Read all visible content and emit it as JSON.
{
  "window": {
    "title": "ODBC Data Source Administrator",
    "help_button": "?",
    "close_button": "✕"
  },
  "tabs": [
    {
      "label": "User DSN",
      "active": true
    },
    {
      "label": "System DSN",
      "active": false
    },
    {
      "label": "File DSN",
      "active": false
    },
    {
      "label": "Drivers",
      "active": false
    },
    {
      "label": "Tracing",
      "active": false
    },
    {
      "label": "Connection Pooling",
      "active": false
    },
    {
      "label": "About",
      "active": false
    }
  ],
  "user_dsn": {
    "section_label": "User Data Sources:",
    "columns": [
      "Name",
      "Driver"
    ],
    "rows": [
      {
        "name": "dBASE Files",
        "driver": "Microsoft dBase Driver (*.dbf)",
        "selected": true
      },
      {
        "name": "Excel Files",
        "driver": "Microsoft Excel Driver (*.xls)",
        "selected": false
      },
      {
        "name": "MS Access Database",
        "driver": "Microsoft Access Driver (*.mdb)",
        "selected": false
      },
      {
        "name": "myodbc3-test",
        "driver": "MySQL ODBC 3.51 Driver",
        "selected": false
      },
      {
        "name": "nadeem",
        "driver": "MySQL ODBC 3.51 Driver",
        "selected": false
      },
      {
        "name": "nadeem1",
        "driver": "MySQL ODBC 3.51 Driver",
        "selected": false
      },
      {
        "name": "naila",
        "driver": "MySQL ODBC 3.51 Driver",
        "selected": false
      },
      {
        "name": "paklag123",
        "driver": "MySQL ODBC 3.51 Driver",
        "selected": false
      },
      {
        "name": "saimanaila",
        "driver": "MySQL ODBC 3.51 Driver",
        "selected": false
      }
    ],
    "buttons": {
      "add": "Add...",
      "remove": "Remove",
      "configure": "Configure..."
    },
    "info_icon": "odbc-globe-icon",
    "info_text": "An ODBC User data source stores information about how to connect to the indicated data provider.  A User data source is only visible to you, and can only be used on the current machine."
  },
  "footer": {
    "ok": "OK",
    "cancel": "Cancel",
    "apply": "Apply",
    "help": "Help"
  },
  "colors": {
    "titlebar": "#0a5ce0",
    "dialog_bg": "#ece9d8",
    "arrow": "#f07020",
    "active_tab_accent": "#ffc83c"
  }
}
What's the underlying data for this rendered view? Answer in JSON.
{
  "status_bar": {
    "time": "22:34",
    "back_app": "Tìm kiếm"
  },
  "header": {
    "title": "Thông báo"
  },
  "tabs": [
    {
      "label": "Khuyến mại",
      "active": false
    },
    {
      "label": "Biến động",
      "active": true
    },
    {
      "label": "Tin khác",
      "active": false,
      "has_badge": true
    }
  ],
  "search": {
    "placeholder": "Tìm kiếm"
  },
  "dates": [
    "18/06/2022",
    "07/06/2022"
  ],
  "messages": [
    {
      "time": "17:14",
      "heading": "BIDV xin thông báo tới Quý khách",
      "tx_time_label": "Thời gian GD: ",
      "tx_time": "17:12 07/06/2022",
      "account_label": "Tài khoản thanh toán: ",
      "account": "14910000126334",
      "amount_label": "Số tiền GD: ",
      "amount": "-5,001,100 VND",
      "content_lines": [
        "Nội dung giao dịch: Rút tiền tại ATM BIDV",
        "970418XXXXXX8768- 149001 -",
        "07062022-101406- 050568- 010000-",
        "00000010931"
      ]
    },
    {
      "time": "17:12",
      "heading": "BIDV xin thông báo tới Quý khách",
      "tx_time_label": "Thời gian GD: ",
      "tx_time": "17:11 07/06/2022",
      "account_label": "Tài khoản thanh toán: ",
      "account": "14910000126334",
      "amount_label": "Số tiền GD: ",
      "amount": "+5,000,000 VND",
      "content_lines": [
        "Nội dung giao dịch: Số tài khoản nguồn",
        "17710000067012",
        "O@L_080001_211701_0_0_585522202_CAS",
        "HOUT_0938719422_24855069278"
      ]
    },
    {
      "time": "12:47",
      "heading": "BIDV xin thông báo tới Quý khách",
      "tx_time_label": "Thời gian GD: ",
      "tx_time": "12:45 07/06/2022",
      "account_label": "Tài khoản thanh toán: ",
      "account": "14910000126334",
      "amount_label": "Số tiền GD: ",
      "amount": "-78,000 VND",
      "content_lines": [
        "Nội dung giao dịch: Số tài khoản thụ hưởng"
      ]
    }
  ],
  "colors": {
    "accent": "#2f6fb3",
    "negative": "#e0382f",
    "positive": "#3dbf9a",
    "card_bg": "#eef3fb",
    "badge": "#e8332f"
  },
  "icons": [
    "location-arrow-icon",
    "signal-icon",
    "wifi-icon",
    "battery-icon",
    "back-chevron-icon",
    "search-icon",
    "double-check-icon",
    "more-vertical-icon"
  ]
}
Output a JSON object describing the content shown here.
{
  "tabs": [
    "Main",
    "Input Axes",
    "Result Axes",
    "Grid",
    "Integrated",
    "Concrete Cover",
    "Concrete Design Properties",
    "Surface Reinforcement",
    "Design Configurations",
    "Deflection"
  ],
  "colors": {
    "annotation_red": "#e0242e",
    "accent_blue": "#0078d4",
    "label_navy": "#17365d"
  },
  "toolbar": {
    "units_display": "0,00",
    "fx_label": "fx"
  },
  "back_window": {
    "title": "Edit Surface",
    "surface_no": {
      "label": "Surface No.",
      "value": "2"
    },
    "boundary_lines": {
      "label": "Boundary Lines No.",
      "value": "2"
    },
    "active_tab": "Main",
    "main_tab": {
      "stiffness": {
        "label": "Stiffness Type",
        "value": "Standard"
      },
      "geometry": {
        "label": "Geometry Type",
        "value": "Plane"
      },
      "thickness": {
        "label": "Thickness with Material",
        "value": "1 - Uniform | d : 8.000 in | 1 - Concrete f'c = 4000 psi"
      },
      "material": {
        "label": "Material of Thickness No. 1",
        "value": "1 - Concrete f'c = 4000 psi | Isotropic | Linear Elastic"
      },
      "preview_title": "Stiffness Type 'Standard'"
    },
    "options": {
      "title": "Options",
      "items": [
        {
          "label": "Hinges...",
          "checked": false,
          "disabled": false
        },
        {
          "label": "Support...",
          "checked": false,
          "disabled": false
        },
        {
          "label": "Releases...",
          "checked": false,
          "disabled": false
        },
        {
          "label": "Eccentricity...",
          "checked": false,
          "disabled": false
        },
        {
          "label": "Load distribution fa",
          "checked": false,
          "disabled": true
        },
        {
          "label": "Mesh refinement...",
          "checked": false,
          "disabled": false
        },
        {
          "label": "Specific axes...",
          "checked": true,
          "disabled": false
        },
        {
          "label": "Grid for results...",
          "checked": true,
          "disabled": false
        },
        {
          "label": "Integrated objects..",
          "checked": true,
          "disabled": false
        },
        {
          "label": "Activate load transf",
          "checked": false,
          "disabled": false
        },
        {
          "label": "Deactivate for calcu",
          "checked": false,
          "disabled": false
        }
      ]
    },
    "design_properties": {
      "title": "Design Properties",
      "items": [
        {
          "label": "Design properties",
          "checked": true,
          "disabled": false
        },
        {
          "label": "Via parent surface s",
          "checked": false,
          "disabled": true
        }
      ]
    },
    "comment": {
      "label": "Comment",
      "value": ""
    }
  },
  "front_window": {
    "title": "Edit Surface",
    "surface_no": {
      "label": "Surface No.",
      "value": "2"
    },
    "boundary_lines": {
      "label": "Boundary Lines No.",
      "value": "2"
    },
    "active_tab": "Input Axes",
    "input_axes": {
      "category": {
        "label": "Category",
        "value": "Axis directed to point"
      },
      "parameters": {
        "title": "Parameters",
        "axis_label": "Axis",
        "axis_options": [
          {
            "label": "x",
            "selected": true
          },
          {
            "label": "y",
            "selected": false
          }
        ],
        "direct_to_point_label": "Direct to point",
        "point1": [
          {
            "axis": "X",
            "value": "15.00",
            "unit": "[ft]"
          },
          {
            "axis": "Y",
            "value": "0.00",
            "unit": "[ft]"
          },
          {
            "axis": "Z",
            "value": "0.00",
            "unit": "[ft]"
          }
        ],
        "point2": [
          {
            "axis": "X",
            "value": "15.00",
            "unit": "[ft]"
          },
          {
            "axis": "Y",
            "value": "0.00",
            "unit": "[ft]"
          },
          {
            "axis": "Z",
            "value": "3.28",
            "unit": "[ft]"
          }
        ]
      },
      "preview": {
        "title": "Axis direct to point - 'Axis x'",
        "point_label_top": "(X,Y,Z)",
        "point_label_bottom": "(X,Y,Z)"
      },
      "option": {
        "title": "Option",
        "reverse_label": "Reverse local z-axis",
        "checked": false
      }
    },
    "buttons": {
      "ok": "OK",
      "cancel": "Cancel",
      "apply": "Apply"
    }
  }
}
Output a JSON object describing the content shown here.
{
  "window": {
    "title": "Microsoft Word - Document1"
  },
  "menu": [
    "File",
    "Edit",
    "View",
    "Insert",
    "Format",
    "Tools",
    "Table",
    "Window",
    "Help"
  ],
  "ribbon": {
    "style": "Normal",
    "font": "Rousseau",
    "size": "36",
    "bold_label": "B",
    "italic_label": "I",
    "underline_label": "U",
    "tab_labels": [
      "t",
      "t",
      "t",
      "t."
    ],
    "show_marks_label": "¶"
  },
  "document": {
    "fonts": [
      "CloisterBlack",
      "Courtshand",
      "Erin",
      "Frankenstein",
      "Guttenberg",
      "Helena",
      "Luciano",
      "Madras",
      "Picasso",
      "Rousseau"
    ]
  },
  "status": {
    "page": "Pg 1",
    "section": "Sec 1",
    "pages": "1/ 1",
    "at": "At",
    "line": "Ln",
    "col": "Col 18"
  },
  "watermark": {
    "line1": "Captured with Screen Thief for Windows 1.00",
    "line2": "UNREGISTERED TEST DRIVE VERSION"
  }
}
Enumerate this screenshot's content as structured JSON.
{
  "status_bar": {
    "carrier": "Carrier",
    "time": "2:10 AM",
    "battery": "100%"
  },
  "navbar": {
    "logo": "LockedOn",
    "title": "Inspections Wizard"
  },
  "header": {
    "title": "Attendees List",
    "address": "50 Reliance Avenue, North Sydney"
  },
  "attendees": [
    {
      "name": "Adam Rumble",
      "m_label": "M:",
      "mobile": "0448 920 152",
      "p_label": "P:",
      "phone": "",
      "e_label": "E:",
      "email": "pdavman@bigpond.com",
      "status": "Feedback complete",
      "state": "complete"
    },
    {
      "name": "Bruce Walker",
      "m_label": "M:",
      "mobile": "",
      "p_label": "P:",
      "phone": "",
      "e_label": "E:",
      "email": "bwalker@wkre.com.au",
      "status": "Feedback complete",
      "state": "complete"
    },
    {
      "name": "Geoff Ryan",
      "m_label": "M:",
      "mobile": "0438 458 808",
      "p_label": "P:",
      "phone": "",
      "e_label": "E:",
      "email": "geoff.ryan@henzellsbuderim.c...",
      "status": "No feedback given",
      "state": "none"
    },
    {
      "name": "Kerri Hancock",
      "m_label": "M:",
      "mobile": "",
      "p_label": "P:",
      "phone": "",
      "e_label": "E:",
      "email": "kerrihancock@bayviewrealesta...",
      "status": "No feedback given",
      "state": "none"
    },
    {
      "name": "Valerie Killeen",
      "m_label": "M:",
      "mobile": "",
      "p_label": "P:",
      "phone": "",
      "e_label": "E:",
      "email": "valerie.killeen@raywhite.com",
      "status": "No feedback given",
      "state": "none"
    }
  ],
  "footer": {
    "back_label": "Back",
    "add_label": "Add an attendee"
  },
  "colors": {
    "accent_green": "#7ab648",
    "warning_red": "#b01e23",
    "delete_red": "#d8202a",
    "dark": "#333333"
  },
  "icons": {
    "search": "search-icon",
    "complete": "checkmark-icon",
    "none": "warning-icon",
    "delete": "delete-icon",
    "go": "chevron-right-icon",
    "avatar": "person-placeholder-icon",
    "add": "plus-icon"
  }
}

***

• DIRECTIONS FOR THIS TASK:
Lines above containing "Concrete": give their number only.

• OUTPUT FOR THIS TASK:
4